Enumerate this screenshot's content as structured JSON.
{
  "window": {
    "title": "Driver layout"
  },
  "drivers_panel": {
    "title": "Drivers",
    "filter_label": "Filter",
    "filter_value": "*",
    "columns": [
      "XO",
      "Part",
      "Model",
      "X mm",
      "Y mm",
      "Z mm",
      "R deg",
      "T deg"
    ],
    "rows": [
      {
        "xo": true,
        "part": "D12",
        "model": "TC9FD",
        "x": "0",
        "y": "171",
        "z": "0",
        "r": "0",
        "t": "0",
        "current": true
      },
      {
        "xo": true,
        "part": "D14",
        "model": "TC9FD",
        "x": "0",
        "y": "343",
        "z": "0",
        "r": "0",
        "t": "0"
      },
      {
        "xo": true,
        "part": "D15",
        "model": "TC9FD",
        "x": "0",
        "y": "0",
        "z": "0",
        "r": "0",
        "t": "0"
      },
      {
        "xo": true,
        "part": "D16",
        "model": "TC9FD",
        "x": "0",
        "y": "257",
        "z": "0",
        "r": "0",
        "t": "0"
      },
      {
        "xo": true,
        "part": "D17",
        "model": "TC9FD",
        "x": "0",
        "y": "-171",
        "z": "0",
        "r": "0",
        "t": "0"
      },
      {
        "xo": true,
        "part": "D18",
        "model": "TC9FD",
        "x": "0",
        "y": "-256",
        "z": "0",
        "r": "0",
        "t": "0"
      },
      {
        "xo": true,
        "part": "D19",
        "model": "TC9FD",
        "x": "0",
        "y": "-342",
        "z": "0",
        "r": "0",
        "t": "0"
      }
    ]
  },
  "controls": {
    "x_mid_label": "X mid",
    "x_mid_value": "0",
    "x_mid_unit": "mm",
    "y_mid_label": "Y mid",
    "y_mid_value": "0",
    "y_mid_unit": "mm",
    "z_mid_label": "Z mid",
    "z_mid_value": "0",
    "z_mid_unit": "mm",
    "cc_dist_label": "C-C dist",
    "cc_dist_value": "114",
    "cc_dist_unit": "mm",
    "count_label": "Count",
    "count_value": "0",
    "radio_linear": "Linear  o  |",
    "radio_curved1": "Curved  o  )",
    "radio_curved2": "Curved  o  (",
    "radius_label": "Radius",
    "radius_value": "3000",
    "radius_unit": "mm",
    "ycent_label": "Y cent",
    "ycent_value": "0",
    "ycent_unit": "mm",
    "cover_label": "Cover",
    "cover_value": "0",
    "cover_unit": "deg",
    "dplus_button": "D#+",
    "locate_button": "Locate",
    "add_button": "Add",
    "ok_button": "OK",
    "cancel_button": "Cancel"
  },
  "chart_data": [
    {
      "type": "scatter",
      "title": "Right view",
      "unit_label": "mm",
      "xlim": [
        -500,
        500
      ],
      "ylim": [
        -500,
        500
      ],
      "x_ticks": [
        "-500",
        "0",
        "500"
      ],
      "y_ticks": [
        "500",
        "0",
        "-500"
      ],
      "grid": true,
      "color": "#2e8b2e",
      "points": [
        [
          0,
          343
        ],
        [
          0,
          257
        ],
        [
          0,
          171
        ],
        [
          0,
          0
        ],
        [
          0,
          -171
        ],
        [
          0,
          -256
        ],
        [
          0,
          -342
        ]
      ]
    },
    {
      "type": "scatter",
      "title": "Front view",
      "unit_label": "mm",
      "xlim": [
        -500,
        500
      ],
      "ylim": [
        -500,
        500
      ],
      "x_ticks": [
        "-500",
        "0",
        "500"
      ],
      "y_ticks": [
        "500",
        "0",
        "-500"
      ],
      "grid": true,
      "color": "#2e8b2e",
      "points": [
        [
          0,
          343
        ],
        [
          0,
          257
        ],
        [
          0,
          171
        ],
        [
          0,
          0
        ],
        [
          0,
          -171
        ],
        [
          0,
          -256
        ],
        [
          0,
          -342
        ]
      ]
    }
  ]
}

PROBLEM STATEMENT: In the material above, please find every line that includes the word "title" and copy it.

WRITTEN REPLY:
    "title": "Driver layout"
    "title": "Drivers",
      "title": "Right view",
      "title": "Front view",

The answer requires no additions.